Custody battles can be very challenging for all involved parties. Any father who wants to pursue custody of his child should start by understanding the differences between full custody and joint custody. Full custody allows one party to have both legal and physical custody of a child, while joint custody allows both parties to share physical and/or legal custody of a child. Generally, the courts prefer for both parents to share custody of a child, if possible. Here is some more information about child custody for fathers:
Custody for Fathers and Discrimination
Although this issue is often disputed, most courts will not discriminate against a father during a child custody dispute. In addition, family courts will not discriminate on the basis of race, gender, or sexuality. Therefore, a father should be given an equal opportunity to obtain custody of his child, assuming he has established paternity of the child.
Factors Considered in Determining Child Custody For Fathers
Fathers should understand court considerations regarding child custody prior to a court proceeding. A court will consider the following factors in a court proceeding regarding custody for fathers:
- Father's relationship with the child

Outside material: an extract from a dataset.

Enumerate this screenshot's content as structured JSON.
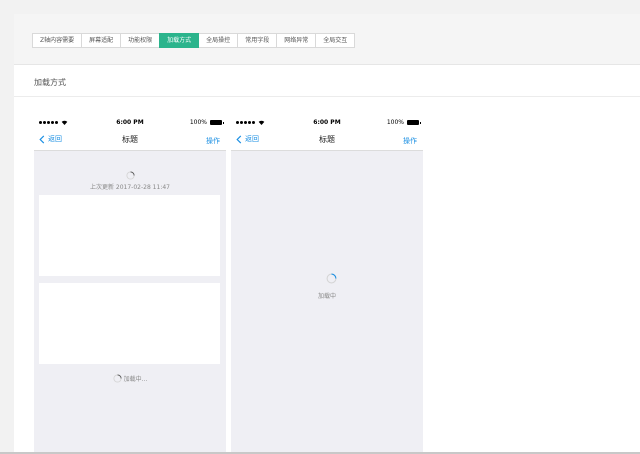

- Child's wishes
- Best interests of the child
- Father's ability to support the child
- Financial resources
Federal Parent Locator Service (FPLS)
If a father does not know where his child lives, he can seek assistance from the Federal Parent Locator Service (FPLS). The FPLS can search their databases for confidential information relating to the whereabouts of a child and the child's mother. Confidential information includes the mother's last known address as well as the name and address of a current or last known employer.
It is never a good idea for parents to argue, especially in front of their children. Instead, parents should try to communicate with each other about any obstacles faced and always consider the best interests of the child. For more information about custody for fathers, refer to additional resources regarding your state's child custody guidelines or speak with a qualified attorney in your state.